But we must resist the push to fold our energies into the Democratic Party and remember that change is made in the movements and struggles of ordinary people, not in the halls of government. It was Democratic President Bill Clinton who gave us the Defense of Marriage Act and "don't ask, don't tell"--two horrific policies that limited the rights of LGBTQ people.
It was Democratic President Barack Obama who, in 2008, affirmed his belief that marriage is between a man and a woman, stating explicitly, "I am not in favor of gay marriage." And it was Democratic presidential hopeful Hillary Clinton who, only weeks ago, eulogized the passing of Nancy Reagan by celebrating her efforts to "begin a national conversation" about the HIV/AIDS epidemic of the 1980s--when in reality the callous silence of the Reagans allowed the disease to ravage the gay community.
Same-sex marriage was won not because there was a Democrat in office, but because LGBTQ people continued their struggle, even though some believed "they had a friend in the White House." In 2009, more than 250,000 people participated in the National Equality March demanding rights and protections for LGBTQ people. Countless localized actions continued in the time between. As Keegan O'Brien wrote,
[Far] from being a gift delivered from on high, gay marriage was opposed by almost the entire Democratic Party establishment until just a few years ago. It is pressure from below that decisively pushed this struggle forward.
The legalization of gay marriage also shows just how flexible and dynamic capitalism can be. As long as profitability isn't threatened, the economic system will allow all sorts of adjustments, including to the gender make-up of the nuclear family.
But that doesn't mean progress was automatic. Every gain has required relentless struggle from below.
Socialists believe that a multiracial, grassroots movement independent of the two-party system is necessary to push forward reforms that are more threatening to the capitalist system. In the wake of the North Carolina law, the hashtag #Illgowithyou, which pledges cisgender support for individual trans people seeking to access the public facilities they are barred from, emerged on social media.
While the solidarity of cisgender people is necessary to the trans struggle, we need to imagine something much bigger than a pledge that offers individual support. Imagine occupations of gendered public facilities; imagine teachers' unions putting forward resolutions in support of trans and gender non-conforming students; imagine mass protests bringing together the demands of the Black Lives Matter Movement, LGBTQ people, women and workers.

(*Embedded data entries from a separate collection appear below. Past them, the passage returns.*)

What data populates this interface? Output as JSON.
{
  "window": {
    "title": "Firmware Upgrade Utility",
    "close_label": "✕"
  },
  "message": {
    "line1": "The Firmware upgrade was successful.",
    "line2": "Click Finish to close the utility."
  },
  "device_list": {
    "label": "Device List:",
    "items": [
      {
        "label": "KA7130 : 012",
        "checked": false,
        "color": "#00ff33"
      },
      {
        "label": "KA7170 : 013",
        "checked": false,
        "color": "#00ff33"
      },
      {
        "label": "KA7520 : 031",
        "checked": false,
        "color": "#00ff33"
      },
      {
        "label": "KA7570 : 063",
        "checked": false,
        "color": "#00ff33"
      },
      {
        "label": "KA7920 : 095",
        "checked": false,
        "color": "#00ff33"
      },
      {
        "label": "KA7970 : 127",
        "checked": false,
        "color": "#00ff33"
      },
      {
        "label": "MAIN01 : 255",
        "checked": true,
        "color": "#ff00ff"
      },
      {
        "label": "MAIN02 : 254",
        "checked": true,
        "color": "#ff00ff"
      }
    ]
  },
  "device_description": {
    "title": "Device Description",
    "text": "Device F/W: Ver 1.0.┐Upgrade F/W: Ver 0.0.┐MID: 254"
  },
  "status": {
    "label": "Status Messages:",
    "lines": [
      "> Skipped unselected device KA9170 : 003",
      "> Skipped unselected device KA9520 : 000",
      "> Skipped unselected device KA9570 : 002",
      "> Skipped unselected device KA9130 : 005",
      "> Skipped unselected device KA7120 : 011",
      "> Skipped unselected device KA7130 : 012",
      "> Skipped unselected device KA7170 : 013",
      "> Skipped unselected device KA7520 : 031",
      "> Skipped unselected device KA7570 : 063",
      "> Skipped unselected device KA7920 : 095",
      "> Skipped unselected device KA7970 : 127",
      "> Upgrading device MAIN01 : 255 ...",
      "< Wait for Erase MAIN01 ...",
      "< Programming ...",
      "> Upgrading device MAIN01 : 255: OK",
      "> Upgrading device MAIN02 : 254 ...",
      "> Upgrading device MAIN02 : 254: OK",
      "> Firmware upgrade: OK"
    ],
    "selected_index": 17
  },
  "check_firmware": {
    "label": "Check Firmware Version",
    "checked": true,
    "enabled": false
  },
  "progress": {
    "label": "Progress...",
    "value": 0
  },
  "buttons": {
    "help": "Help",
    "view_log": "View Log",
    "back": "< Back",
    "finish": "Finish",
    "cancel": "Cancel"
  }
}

In order to win, we must build the kinds of organizations that understand the roots of trans oppression and like the gay liberation movement of the 1960s and '70s are rooted in radical, anti-racist, anti-capitalist politics aimed at achieving full liberation for all.